Indoor cycling and core exercises
Story by Robin Robertson
It’s dark. It’s raining. It’s below 40° F. There are galeforce winds. Any one of those reasons makes it uninspiring to go out and ride your bike. Don’t despair – but don’t just hang up your cycling shorts until the spring either. I always look at the fall as the time for change, with emphasis on core training and switching gears to indoor training.
To get better at cycling, you do need to cycle more. You use your body in a very specific way, with neuromuscular connections made to produce power for the physiological needs of pedaling a bike. But you won’t get stronger by going hard all the time. There is lots of wisdom to giving your body and mind a break, even from your beloved bicycle.

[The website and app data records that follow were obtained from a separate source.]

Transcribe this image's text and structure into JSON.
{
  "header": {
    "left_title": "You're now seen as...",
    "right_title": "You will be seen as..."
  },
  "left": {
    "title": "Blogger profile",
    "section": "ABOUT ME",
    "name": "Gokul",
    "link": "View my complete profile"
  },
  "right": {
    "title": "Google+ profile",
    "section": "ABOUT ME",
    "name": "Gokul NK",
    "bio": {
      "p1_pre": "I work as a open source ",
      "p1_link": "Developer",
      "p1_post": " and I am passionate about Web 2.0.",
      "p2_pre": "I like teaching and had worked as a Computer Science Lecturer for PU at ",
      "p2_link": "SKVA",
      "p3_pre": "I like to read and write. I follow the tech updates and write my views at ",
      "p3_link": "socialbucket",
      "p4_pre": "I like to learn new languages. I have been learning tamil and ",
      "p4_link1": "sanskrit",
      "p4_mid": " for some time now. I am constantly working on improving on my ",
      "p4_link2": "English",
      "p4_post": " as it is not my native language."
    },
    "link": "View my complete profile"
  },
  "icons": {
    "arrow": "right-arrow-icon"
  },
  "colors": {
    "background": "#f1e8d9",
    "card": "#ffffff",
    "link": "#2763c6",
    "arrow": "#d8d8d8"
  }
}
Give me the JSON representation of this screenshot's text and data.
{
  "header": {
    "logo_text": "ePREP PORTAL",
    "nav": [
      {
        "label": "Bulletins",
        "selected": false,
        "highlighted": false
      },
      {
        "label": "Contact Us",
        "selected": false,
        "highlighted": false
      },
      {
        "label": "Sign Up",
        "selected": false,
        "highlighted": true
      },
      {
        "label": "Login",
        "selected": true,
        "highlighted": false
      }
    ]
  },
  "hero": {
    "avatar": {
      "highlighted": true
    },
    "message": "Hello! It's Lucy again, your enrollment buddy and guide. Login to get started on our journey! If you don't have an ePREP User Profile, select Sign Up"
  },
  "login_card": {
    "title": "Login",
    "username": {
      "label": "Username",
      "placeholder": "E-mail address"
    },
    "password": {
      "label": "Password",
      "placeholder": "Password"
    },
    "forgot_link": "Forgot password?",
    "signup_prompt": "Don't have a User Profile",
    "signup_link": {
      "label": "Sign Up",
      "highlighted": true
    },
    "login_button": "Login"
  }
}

Cross-training: Get off your bike!
October is a great month to go do some other fun activities like taking a hike, doing some paddling or going on a run. Give yourself a change of pace and your body will thank you. If you can’t see getting off your bike, do something different with your bike – switch to trail riding or mountain biking and explore some of the world’s best trails on Galbraith and Chuckanut. Do cyclocross. Turn in your mountain bike for some road rides. Try a unicycle.
Keeping fit: The dreaded indoor trainer
The best way to keep fit for cycling is to keep cycling. Other activities such as running will help, but it isn’t a 100 percent crossover. In cycling you use specific muscles in a specific pattern that is not exactly replicated by other activities.
As much as I want to get outside and ride mid-week during the winter, it just doesn’t happen because of darkness, weather and work. Indoor cycling is the best way to keep your base level of fitness, or even improve it. Every hour of indoor training equals about 1.5 hours of outdoor riding. That’s because you get no rest on a trainer – no coasting, no drafting.
Plan out a program of building and recovery throughout the winter to increase your level of fitness rather than lose it. If you want guidance, I really like the Carmichael DVDs, especially the “Progressive Power” series. If you want company, try attending spinning classes or a winter training camp.
After cycling all summer you have legs of steel, but your back hurts and you are still carrying your spare tube around your belly. Think about this – on a bike you are supported in a tripod position by the saddle, handlebars and pedals. This position depends on core strength but doesn’t build it.
Your core is the foundation for all of the movement (and power) from your hips down. As you tire on the bike you might find that your hips seesaw on the saddle, your pedal stroke suffers, your lower back aches and you slow down through corners.
Take charge of your core! You’ll want to focus on your innermost abdominal muscle (transverse abdominous) that acts like a stabilizing girdle around your torso; your twisting (rotational) muscles (obliques); and your lower back (multifidus and erector spinae).
Here are four core exercises that will help you get stronger this fall and winter:
Belly Zip Bicycle
Lie on your back with your lower back pressed to the ground. Pull down your belly like you are zipping up a tight pair of pants. Hold this belly position throughout the exercise.
Rest your hands behind your head without pulling on your neck. Alternate bringing opposite elbow to knee as you “bicycle” kick. The key here is to stay controlled with a slower movement, around 70-80 repetitions per minute, keeping your belly zipped.
Belly Zip Hip Lift
Lie on your back with your hands under your hips, press your back to the floor and “zip in” your belly as above. Bring your legs to perpendicular (together and straight) so your feet are pointing to the ceiling.
Keeping your belly zipped, lift (with control) your heels toward the ceiling and release back to the floor (with control). Your feet should not be flailing about – try to keep them perpendicular (do not use momentum for this move, just lift). If this is too tough, start in the same position and, instead of lifting, lower your straight legs to just above the floor and return them to perpendicular.
Lying on your belly, place your elbows directly under your shoulders and place your toes/balls of your feet on the floor. Now (this is key), before you rise into the plank position, contract all of the muscles in your legs and butt, then all the muscles in your core. Holding this fullbody contraction, lift into the plank position and hold for 7–10 seconds.
Release and repeat.
This exercise can be done on the floor, on a BOSU or stability ball, or in a pinch with a couple of pillows under your hips. Lie facing down on the floor and place your hands on your forehead with elbows out.
Lift just your upper torso off the floor about 8 inches. Do not hyperextend your back by arching up further. Slow is the key – as you get stronger you can hold in the upper position for several counts. X
For classes, videos and more information visit cyclemoles.com